Wednesday, August 10, 2016

Marriage Effects On SSA Benefits

SSA
It goes without saying that the majority of disabled Americans rely heavily on federal assistance programs such as Social Security Disability Insurance (SSDI) and Supplemental Security Income (SSI). Those with debilitating conditions often require many things that a healthy adult would not, so it is probably fair to say that every penny counts.

It turns out that if two people get married it can affect the benefits that one receives, or the two receive if they are both disabled. However, if two of them were to just live together but not get married the benefits would stay the same. However, it is against some people’s religious beliefs to live together before marriage which, naturally creates a problem. Such is the case for Sherri Daniel and Bill Adams, who would like to marry, but cannot afford to do so under current laws, The Columbus Dispatch reports. The two are both disabled and rely heavily on federal assistance.

Ms. Daniel has a two conditions, spinal stenosis and achondroplasia (a form of short-limbed dwarfism), for which she receives SSI benefits. Mr. Adams has cerebral palsy, for which he collects Social Security Disability Insurance. If the two were to wed, their benefits would be in jeopardy, making it next to impossible to get by in life.
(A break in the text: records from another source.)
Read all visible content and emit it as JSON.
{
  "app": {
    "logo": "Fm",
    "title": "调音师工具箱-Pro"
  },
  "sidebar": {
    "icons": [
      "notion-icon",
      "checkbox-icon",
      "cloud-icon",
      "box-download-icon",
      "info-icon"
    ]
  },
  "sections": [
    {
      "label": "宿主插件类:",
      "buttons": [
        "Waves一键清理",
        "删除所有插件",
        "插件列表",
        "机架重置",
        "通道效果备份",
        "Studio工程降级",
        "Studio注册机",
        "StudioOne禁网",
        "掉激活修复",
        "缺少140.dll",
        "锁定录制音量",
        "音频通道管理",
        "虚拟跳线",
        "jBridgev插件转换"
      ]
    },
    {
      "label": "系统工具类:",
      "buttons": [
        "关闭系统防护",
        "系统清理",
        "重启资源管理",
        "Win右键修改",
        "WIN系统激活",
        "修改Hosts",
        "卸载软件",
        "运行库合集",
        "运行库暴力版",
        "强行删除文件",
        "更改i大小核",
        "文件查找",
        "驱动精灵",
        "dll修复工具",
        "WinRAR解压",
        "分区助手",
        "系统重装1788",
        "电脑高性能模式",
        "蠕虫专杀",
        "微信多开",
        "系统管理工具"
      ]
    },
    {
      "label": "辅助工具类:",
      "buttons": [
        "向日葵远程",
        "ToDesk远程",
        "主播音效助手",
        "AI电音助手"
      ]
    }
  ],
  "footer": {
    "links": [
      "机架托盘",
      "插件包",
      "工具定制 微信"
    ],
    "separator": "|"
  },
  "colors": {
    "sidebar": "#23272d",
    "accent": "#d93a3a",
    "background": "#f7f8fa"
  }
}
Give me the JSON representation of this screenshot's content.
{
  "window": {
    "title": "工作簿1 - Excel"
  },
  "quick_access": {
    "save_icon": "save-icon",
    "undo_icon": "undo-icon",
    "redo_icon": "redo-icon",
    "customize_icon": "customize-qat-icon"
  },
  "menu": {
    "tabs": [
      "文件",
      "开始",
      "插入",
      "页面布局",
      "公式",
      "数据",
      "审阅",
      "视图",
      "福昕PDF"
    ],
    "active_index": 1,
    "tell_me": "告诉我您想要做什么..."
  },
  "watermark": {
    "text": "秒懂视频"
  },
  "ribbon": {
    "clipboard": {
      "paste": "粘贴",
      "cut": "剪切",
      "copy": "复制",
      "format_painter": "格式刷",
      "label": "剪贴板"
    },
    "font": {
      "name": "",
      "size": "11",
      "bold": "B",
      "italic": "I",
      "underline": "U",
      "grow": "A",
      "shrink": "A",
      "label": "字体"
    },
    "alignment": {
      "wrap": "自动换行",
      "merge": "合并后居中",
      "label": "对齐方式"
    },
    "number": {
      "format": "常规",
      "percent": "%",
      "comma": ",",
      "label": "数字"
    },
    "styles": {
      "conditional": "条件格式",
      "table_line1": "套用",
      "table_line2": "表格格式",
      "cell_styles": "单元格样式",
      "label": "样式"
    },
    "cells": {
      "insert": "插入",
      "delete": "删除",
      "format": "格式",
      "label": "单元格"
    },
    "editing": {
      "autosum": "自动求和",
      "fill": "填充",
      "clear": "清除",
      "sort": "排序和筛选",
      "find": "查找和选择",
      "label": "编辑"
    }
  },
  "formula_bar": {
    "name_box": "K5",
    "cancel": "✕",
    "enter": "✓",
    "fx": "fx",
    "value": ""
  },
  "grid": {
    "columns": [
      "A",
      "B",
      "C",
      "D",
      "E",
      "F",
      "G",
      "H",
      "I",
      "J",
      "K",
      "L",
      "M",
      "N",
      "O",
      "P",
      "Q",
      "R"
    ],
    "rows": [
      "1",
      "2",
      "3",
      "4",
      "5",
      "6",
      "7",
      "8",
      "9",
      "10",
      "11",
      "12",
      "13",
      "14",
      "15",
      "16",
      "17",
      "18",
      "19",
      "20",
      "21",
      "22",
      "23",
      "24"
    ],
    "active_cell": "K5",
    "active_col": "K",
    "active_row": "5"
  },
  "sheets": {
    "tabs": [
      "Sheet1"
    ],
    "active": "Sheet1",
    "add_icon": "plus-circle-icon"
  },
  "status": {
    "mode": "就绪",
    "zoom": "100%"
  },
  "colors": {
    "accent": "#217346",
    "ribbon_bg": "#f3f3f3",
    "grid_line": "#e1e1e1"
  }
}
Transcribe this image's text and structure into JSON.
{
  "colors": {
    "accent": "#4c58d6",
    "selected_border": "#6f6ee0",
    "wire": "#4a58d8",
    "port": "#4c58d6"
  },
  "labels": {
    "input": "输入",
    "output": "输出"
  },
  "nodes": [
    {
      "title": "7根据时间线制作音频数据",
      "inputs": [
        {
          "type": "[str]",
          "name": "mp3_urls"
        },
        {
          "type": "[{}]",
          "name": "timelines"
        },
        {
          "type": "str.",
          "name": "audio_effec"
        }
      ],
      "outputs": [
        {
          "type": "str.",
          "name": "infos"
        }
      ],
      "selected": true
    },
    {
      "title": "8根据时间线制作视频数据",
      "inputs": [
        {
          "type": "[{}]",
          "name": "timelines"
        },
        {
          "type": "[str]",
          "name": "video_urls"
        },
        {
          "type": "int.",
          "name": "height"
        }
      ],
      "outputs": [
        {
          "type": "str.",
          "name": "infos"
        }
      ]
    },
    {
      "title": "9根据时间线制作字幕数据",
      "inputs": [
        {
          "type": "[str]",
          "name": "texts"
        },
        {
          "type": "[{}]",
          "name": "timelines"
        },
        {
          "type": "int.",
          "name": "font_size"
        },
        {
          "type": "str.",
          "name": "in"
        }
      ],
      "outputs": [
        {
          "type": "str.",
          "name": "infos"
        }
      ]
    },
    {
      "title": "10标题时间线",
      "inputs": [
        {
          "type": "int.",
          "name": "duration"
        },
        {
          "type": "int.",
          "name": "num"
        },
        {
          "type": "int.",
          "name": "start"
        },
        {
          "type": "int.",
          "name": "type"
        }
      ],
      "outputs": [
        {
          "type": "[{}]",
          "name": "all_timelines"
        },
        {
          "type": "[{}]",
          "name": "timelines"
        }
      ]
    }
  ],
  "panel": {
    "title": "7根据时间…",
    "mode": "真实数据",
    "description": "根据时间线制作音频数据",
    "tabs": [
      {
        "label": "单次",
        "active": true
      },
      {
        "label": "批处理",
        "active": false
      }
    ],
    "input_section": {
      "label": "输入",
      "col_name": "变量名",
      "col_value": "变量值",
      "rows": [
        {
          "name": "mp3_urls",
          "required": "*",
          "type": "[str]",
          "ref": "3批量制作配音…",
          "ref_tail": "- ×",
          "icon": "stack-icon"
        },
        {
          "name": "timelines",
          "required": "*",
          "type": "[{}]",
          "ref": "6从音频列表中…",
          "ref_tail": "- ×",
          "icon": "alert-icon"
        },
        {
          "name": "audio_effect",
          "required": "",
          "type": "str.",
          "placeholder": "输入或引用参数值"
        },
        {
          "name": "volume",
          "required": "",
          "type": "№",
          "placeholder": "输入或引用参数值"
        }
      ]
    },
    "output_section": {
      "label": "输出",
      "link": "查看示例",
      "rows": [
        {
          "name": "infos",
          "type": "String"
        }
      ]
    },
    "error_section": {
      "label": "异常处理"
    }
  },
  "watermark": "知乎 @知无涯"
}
Their beliefs do not permit them to live together before marriage, which means that they can neither live together or afford to get married.

Here is a short video where you can meet Sherri and Bill.


If you are having trouble viewing the video, you can see it here.

“It just doesn’t make any sense why you can live together and share the same bed, and nothing changes,” said Toledo resident Renee Wood, one of the state’s best-known disability-rights advocates. “But as soon as you get married, you lose.” 

As you might expect, Daniel and Adams are doing everything in their power to change the current laws and make their dream of uniting in holy matrimony a reality. They have started a petition which can be found at Change.org, which calls upon the Social Security Administration (SSA) to end its discriminatory marriage penalty. On the petition, Daniel writes:

“Until this marriage penalty is lifted, Bill and I will not be able to get married. We simply cannot afford to lose the money we receive to pay for medical care. Because we have no choice in the matter, this is an issue of equality; of the denial of basic protections that others can receive.” 

Please take a moment to sign the petition, here.

Stephanie Merritt Driscoll is an attorney in Southern California who focuses her practice as a Social Security Disability advocate.

Thursday, August 4, 2016

ALS Disability Insurance Access Act

ALS
Amyotrophic lateral sclerosis (ALS, also known as Lou Gehrig's disease) is a disorder that involves the death of neurons that control voluntary muscles, according to the National Institute of Neurological Disorders and Stroke. The disease progresses rapidly, causing a number of serious health problems, such as losing the ability to speak, swallow or breath on one’s own. There is currently no known cure, but there is a treatment available that can improve the quality and longevity of life.

As you might imagine, those who are diagnosed require serious medical attention which is costly, to say the least. While people with ALS do in fact qualify for Social Security Disability Insurance (SSDI), there is a relatively long waiting period to receive benefits they desperately need. Which is why several lawmakers from both sides of the aisle have been fighting to shorten or end SSDI approval waiting periods for ALS patients.

In May, legislation was introduced in Congress that would waive the current 5-month waiting period that ALS patients are subject to before receiving SSDI benefits, ALS News Today reports. The ALS Disability Insurance Access Act would build on former actions taken in Congress 16 years ago.

Back in 2000, Congress passed legislation to waive the 24-month Medicare waiting period for ALS patients, according to the article. However, ALS patients still must wait five months before they can start receiving both SSDI and Medicare benefits. It goes without saying that a life threatening illness puts a heavy toll on the family and can drain saving accounts. The faster an ALS patient begins receiving benefits, the better.

“Congress originally justified the five-month waiting period by saying it allows time for temporary conditions to reverse. Unfortunately, that’s not currently possible for someone with ALS. In fact, nearly 50 percent of people with ALS will die within 16 months of diagnosis,” said Barb Newhouse, the ALS Association’s president and chief executive officer. 

Efforts continue around the world to raise awareness and funds for the development of advanced treatments, and hopefully one day, a cure. The life expectancy after diagnosis is a mere three to four years and the only approved treatment available, riluzole, can extend life by a modest two to three months, BMJ reports.

“People with ALS, who have lost the ability to walk, talk and even breathe on their own and who currently do not have an effective treatment option, should not be forced to wait to receive benefits they deserve and have paid for,” Newhouse, said in a press release. “We applaud Senator Whitehouse and Representatives Moulton and King for their leadership in fighting for people with ALS and working to ensure they have access to the vital health and disability benefits that are so essential to everyone living with ALS and their families.” 

Stephanie Merritt Driscoll is an attorney in Southern California who focuses her practice as a Social Security Disability advocate.